One thing that bothers us is that DeepCool made sure to mention that this cooler is quiet and is one of the furthest from that we have tested. In any scenario, there are many other examples of coolers with much less noise competing at this level of thermal performance. At stock, it is at a level where many can deal with it, but while still under PWM control, if you add a little more to the CPU, the system seems unable to handle the additional load, driving the noise up even more. For those of you crazy enough to run the fans at full speed, you may want to grab some earplugs, and this DeepCool AIO shoots way up into the annoying noise level.
We can appreciate the aesthetic, the customizable central portion of the head unit, and the condensed fan cabling, but it all seems like icing on a cake made of broccoli. In other words, while innovative and cleaning things up, they complicated the wiring and should have spent the time looking for more performance with less noise. To each their own, we guess, but for us, this is one cooler that, while worth the investment, could have been much better with a few slight tweaks.
Considering that the DeepCool LS720 is slightly more affordable than the MSI we just covered, one might think that gave DeepCool a leg up in our minds. In one aspect, it does, as we still were only a couple of degrees from the top of the chart under stock conditions. Still, with the new CPU algorithms boosting CPUs all of the time, it appears that a few other options will keep your CPU further from its throttle point, allowing the boost to run longer and higher.

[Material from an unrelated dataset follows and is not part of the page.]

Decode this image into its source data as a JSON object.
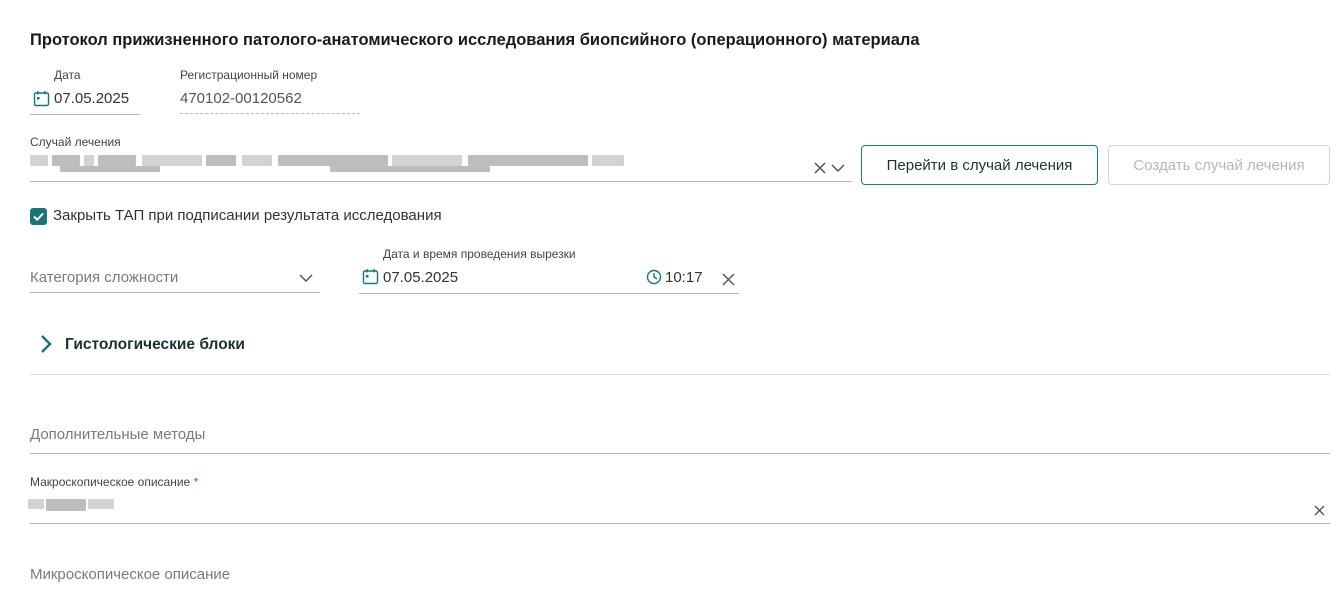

At $139.99, we find the price fair, but you need to understand what you are getting into with the LS720 fully. As long as the noise is of no concern, by all means, try one out, but the way we see many saying they design their build with silence in mind, those in that group are going to want to keep looking.